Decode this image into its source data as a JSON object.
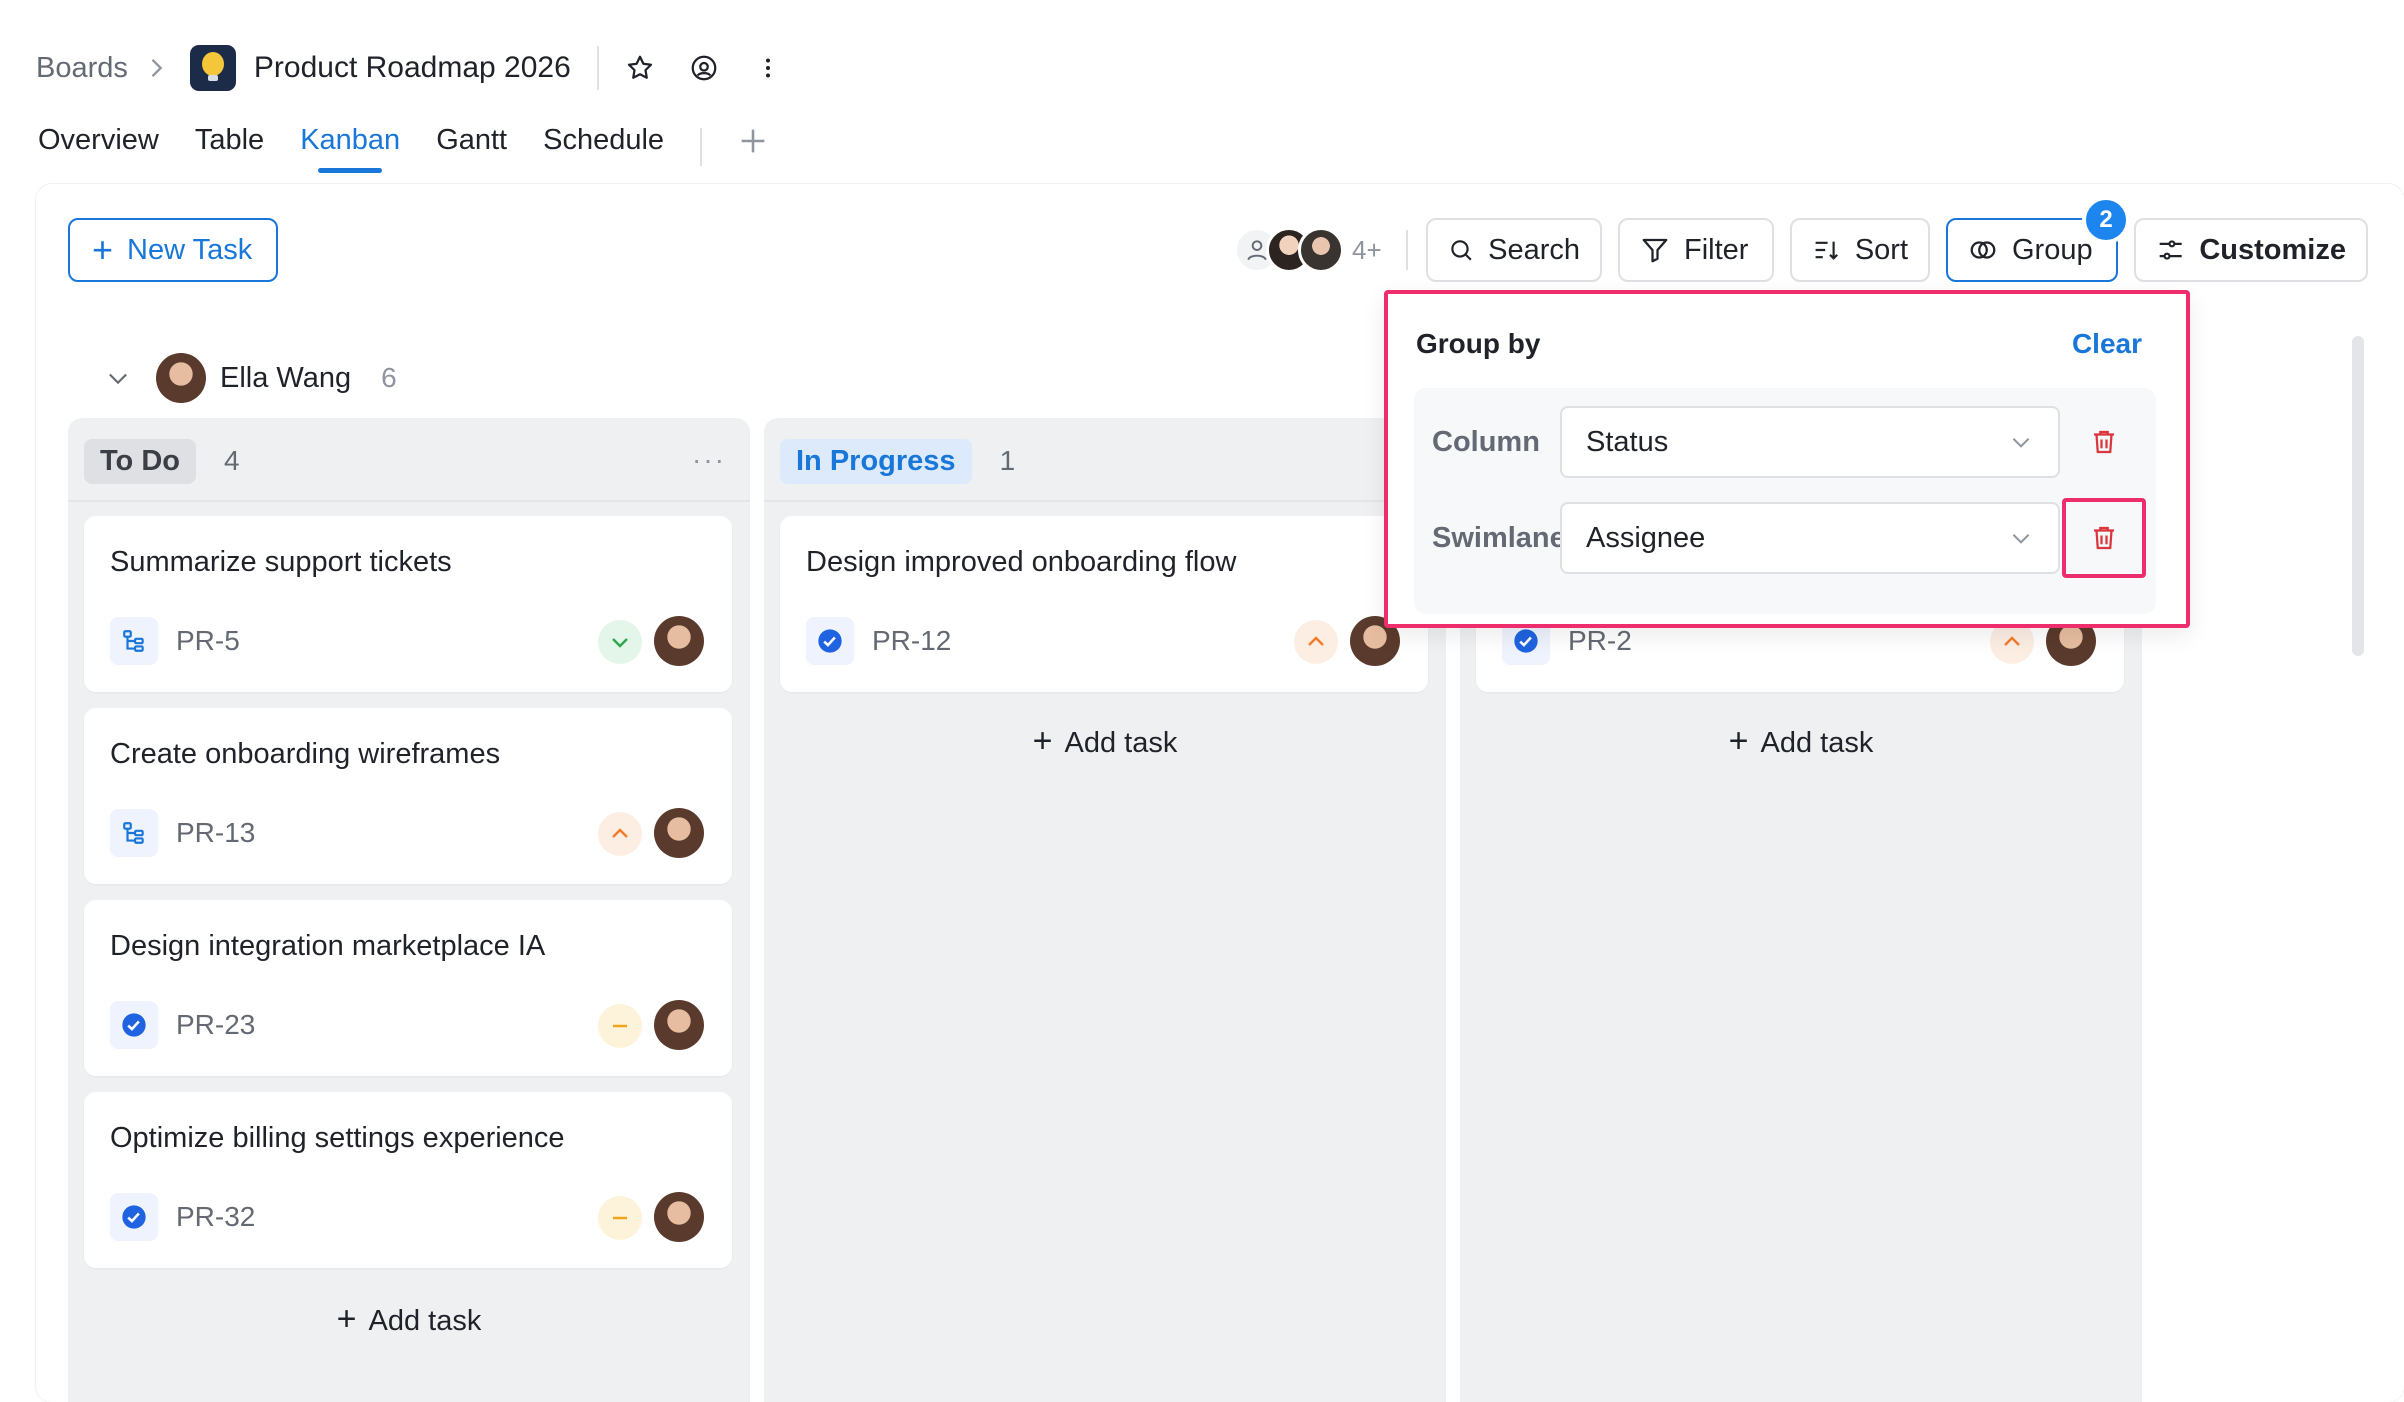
{
  "breadcrumb": {
    "root": "Boards",
    "board_title": "Product Roadmap 2026"
  },
  "tabs": [
    {
      "label": "Overview"
    },
    {
      "label": "Table"
    },
    {
      "label": "Kanban",
      "active": true
    },
    {
      "label": "Gantt"
    },
    {
      "label": "Schedule"
    }
  ],
  "toolbar": {
    "new_task": "New Task",
    "members_more": "4+",
    "search": "Search",
    "filter": "Filter",
    "sort": "Sort",
    "group": "Group",
    "group_badge": "2",
    "customize": "Customize"
  },
  "swimlane": {
    "name": "Ella Wang",
    "count": "6"
  },
  "columns": [
    {
      "label": "To Do",
      "count": "4",
      "more": "···",
      "cards": [
        {
          "title": "Summarize support tickets",
          "id": "PR-5",
          "type": "subtask-icon",
          "priority": "low"
        },
        {
          "title": "Create onboarding wireframes",
          "id": "PR-13",
          "type": "subtask-icon",
          "priority": "high"
        },
        {
          "title": "Design integration marketplace IA",
          "id": "PR-23",
          "type": "task-check-icon",
          "priority": "medium"
        },
        {
          "title": "Optimize billing settings experience",
          "id": "PR-32",
          "type": "task-check-icon",
          "priority": "medium"
        }
      ],
      "add_task": "Add task"
    },
    {
      "label": "In Progress",
      "count": "1",
      "cards": [
        {
          "title": "Design improved onboarding flow",
          "id": "PR-12",
          "type": "task-check-icon",
          "priority": "high"
        }
      ],
      "add_task": "Add task"
    },
    {
      "cards": [
        {
          "id": "PR-2",
          "type": "task-check-icon",
          "priority": "high"
        }
      ],
      "add_task": "Add task"
    }
  ],
  "group_popover": {
    "title": "Group by",
    "clear": "Clear",
    "rows": [
      {
        "label": "Column",
        "value": "Status"
      },
      {
        "label": "Swimlane",
        "value": "Assignee"
      }
    ]
  },
  "colors": {
    "accent": "#1877d8",
    "highlight": "#ee2d6c",
    "delete": "#d9363e",
    "priority_low": "#2ea84f",
    "priority_high": "#f07d2b",
    "priority_medium": "#f2a51a"
  }
}
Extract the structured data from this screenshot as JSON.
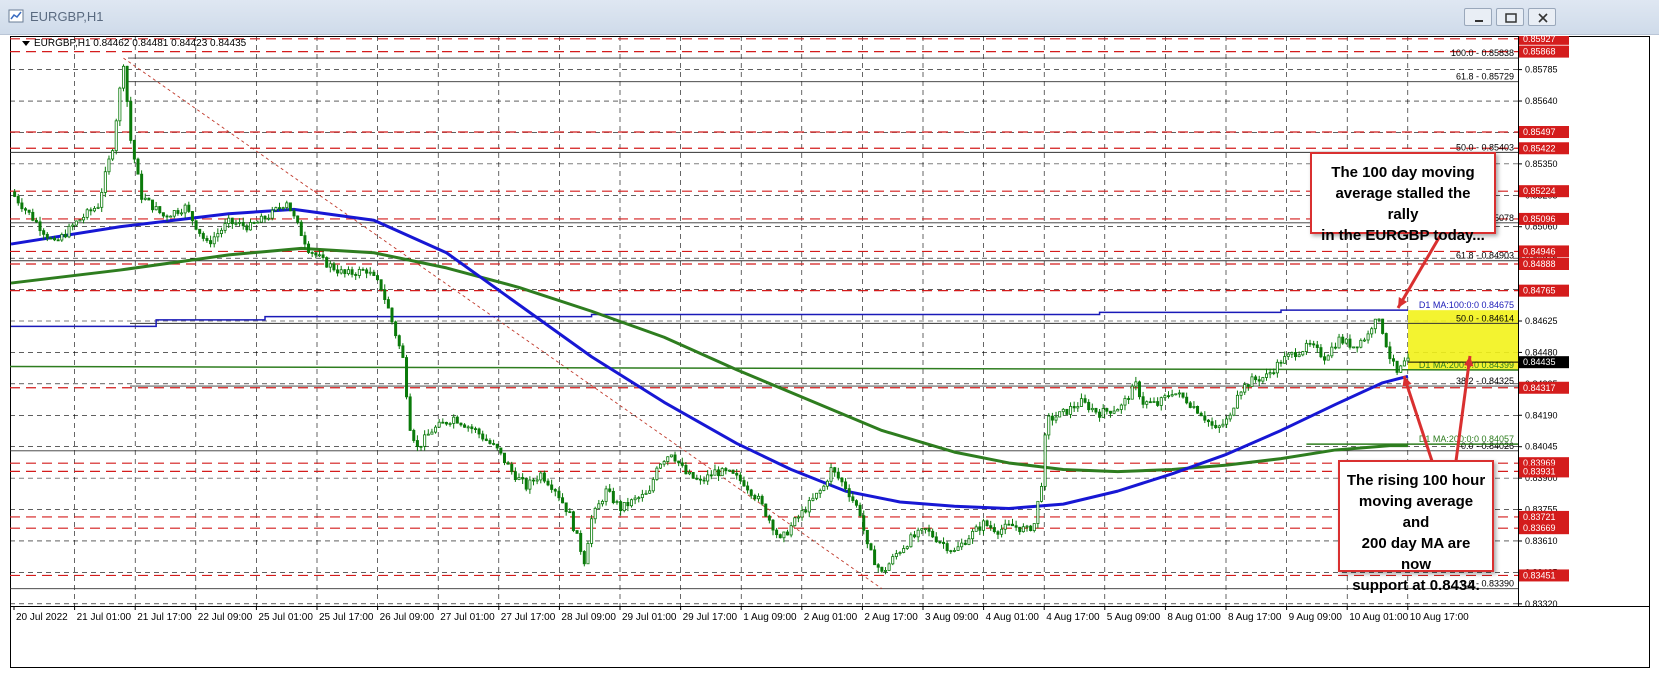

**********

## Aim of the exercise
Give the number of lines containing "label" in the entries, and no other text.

## Result
9